Monday, 13 May 2013

Things on your desk (trilingual post #3)

By request of someone, I'll see if I can incorporate some sentences into these posts. So today I'll do a bit of grammar with a short list of words.

Same disclaimer as always:
I'm not a teacher, I compile each of these posts by going by my own knowledge and they only reflect my own opinion. You should at all times think for yourself and not take any of what is said as the pure truth, I am after all human so I make mistakes too.

THINGS ON YOUR DESK


Vocabulary list:

Japanese English Dutch
本(ほん) book boek
ペン pen pen
えんぴつ pencil potlood
ノート notebook schrijfblok
かぎ key sleutel

Here are the words we'll be using this time, not a lot but I'll be doing a bit of grammar with them, so we don't need many.

Sentence order.

J: これです
E: This is a book.
D: Dit is een boek.

J: それペンですか。
E: Is that a pen?
D: Is dat een pen?

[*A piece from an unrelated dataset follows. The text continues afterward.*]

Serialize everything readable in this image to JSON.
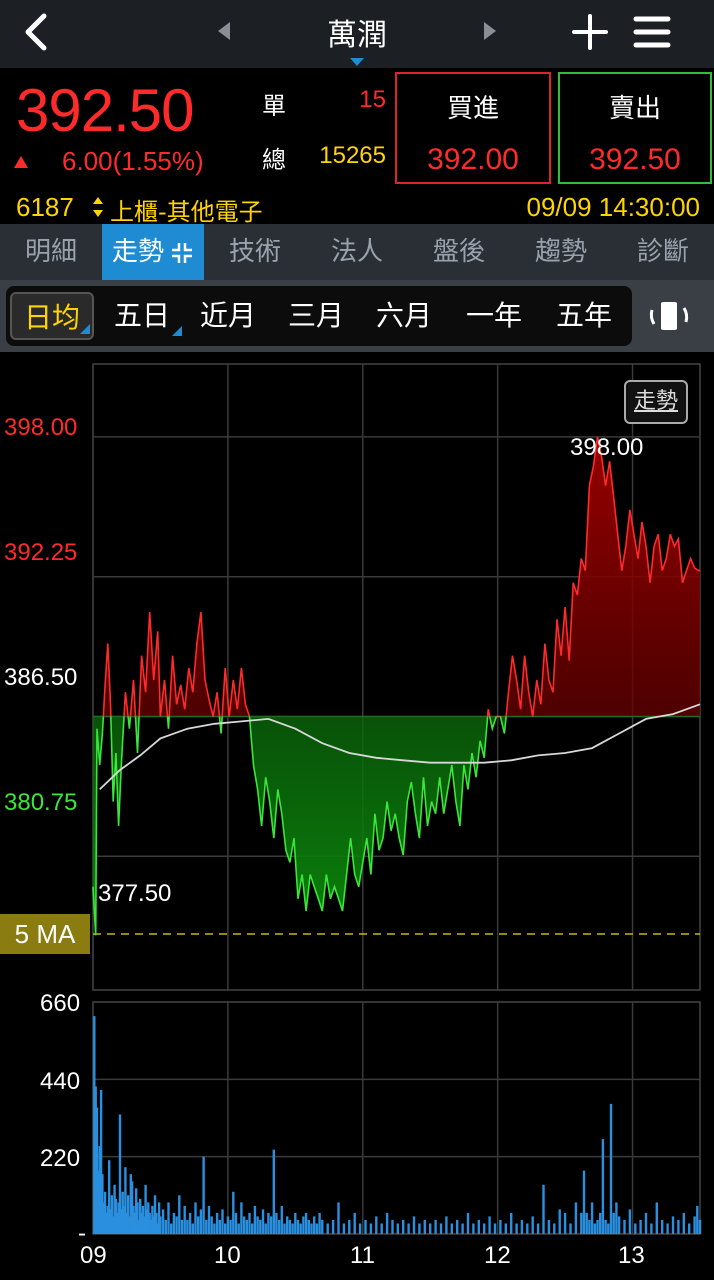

As you can see in this short example, Japanese word order doesn't change. The common order in Japanese sentences is Subject, Object, Verb and it happens that subjects are left out altogether, but that is for another time. Dutch and English both commonly use the Subject, Verb, Object construction unless used in special circumstances, like making a question out of a sentence.

A few things to remember in Japanese, the は is actually read as わ and points to the object of the sentence (the word after it) and they use か to create a question out of a sentence, they don't use actual question marks.

Let's do a few more sentences, this time about an item and its position from either the speaker or the listener.

The Japanese 何(なに) is loosely translated as what. So if I would translate the first sentence into English word by word it would read "That(それ) what(は何) is(です)?(か)"

If something is closer to the listener but further away from the speaker:
J: それは何ですか。
E: What is that?
D: Wat is dat?

J: これはえんぴつです。
E: This is a pencil.
D: Dit is een potlood.

If something is close to the speaker but further away from the listener:
J: これは何ですか。
E: What is this?
D: Wat is dit?

J: それはノートです。
E: This is a notebook.
D: Dit is een schrijfblok.

If something is far away from both the speaker and the listener (this isn't that special in English or Dutch but has a special word in Japanese, so I'm adding it to this list).
J: あれは何ですか。
E: What is that?
D: Wat is dat?

J: あれはかぎです。
E: That is a key.
D: Dat is een sleutel.

You can now point out things in Japanese, English and Dutch and ask what they are. Quite a useful skill to have. It can help you learn a lot of new words if you're somewhere.

So, sentence order in Dutch and English looks a lot alike, and it is, most of the time. Japanese on the other hand uses one structure of sentence, subject-object-verb. and changes meaning of those sentences with little words (called particles), this is both easy to understand and sometimes confusing to use.
English and Dutch only have two words to show position this/dit and that/dat, the one is for things that are close, the other for things that are far away. Japanese has three of these, それ - that (away from the speaker but close to the listener), これ - this (close to the speaker, away from the listener) and あれ - that [over there] (far away from both the speaker and listener).

And that was the first trilingual grammar lesson.

Study on!

Kia




For those who have trouble reading Japanese, check out my Hiragana and katakana cheat table.

Those studying Dutch, words that are underlined are onzijdig and thus don't use de but het when you write them.